CSU is in Fort Collins is located 65 miles (105km) north of Denver, and on the edge of the Front Range of the Rocky Mountains. Fort Collins is a midsize city of 150,000, which has frequently been ranked one of the best towns in the USA by numerous sources. Fort Collins is located along the Poudre river and has limitless outdoor opportunities for hiking, rafting, kayaking, water skiing, rock climbing, and bicycling. The city's thriving beer culture supports many fantastic microbreweries, including the New Belgium Brewing Company, the Odell Brewing Company, the Fort Collins Brewery, Equinox Brewing, Funkwerks, Anheuser-Busch, and several brewpubs. Fort Collins has an impressive selection of restaurants and quality fine arts programs, and the resources of Denver are just over an hour’s drive away.

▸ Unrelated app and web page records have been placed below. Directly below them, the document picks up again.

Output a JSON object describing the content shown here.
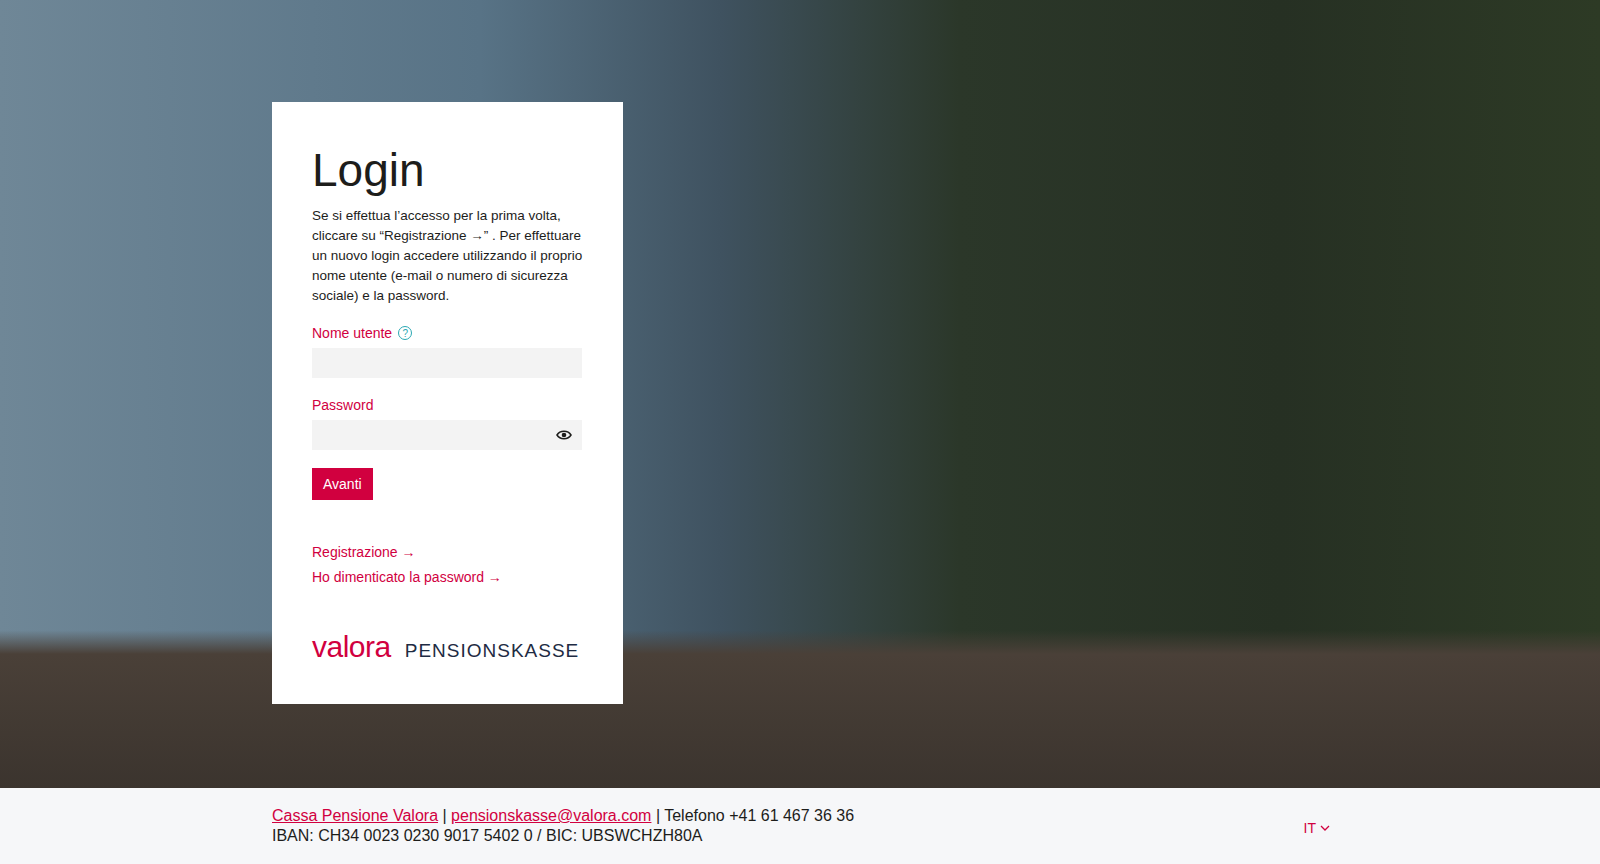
{
  "login": {
    "title": "Login",
    "intro": "Se si effettua l’accesso per la prima volta, cliccare su “Registrazione →” . Per effettuare un nuovo login accedere utilizzando il proprio nome utente (e-mail o numero di sicurezza sociale) e la password.",
    "username_label": "Nome utente",
    "username_help": "?",
    "username_value": "",
    "password_label": "Password",
    "password_value": "",
    "submit": "Avanti",
    "links": [
      "Registrazione →",
      "Ho dimenticato la password →"
    ]
  },
  "logo": {
    "brand": "valora",
    "product": "PENSIONSKASSE"
  },
  "footer": {
    "org_link": "Cassa Pensione Valora",
    "sep1": "|",
    "email": "pensionskasse@valora.com",
    "phone": "| Telefono +41 61 467 36 36",
    "bank": "IBAN: CH34 0023 0230 9017 5402 0 / BIC: UBSWCHZH80A",
    "language": "IT"
  }
}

A couple group weekend activities will be planned, but there is lots more to do:
- There is plenty to do right in Fort Collins. Check out the the Fort Collins Old Town a short walk from campus, and be sure to look up special events
- Check out a bicycle from the Fort Collins Bike Library and ride some of the 30+ miles of beautiful paved bike trails right in Fort Collins.
- Go for morning trail runs at Horsetooth Mountain, Lory State Park, or on one of the many other local trails.
- Go for a white water rafting adventure with one of several local Fort Collins rafting companies.
- Rent a fishing boat, ski boat, kayak, paddle board or wave runner at the Horsetooth Reservoir Marina just five miles from campus.
- Tour the New Belgium Brewery.
- Go to Rocky Mountain National Park to hike, climb, or just sit in a mountain meadow to watch the elk herds.
- Go to Denver to visit the many museums, zoo, theater, and much more.
- Catch a Colorado Rockies game at Coors field or a Colorado Rapids game at Dick's Sporting Goods Park
- Take a weekend road trip to see Steamboat Hot-springs (3h,15min), Great Sand Dunes National Park (5hr), Arches and Canyonlands National Parks (7hr), or plan a post-school trip to Tetons and Yellowstone National Parks (8hr).